TORONTO â€” Auston Matthews is going to take a little break.
The 19-year-old is heading back home to Arizona for some rest and relaxation following a historic rookie campaign that will likely result in the first Maple Leafs’ Calder Trophy win in 51 years.
Matthews opted against playing for the United States at the upcoming world championships following a hectic two-year stretch that’s lacked almost any time off whatsoever.
“It’s just kind of been nonstop so I’m not going to go,” Matthews said of the worlds in Germany and France after his exit interview with Leafs brass.
“We met with Auston and we made that decision and we’re in full support of that decision,” added head coach Mike Babcock.

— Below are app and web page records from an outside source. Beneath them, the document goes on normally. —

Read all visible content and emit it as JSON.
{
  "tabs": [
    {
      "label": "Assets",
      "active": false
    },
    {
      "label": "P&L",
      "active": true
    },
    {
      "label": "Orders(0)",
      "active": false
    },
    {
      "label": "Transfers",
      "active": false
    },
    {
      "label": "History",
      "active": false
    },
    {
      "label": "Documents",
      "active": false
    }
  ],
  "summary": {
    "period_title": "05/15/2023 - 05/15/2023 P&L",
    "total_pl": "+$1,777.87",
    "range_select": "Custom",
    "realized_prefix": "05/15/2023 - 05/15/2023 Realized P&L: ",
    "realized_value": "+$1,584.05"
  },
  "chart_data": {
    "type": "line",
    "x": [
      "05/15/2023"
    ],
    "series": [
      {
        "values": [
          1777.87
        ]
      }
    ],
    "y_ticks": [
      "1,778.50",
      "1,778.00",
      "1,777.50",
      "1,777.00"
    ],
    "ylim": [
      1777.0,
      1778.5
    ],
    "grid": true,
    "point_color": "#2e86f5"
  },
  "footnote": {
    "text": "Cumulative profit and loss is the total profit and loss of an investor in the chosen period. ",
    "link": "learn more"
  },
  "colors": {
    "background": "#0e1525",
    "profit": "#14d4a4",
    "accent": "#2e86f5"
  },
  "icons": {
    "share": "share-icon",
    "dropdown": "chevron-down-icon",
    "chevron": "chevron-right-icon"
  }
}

It’s been a whirlwind two seasons for Matthews, who spent his draft year playing in Switzerland before a trip to Russia for the worlds last spring where he scored six goals and nine points in 10 games. After that came the draft combine, weeks of No. 1 overall pick anticipation and a trip to the Stanley Cup final alongside a few other top prospects, including his rumoured competitor for top spot, Patrik Laine.
Draft weekend in Buffalo came in late June, and the Leafs, holding the top spot for the first time since drafing Wendel Clark in 1985, selected Matthews first overall. Prospect camp in Niagara Falls followed in July and after that Matthews joined Connor McDavid on Team North America at the World Cup of Hockey.
He picked up three points in three exciting games alongside the Edmonton Oilers captain and then jumped straight into his first NHL training camp. The American centre became the first player in history to rack up four goals in his NHL debut and then proceeded to shatter team rookie records with 40 goals and 69 points in 82 games.
Finally, Matthews suited up for his first playoff series and, after a quiet start, became only the second teenager since Clark to score in four consecutive post-season games during a close six-game loss to Washington.
In all, Matthews played in the neighbourhood of 100 games since the start of September. Asked how his body felt after all that, he said: “Exhausted. It’s definitely a grind.”
Matthews was predictably looking forward to some long-awaited quality time with his parents, two sisters and grandparents in Arizona.
“It’ll be nice to kind of just take a break and recharge,” Matthews said.
Of the likely grind ahead next season, he added: “I can’t wait. I think everybody in this locker-room is excited. Everybody in this organization, the city of Toronto, everybody’s excited for the future of what this team could bring.”
Jonas Siegel, The Canadian Press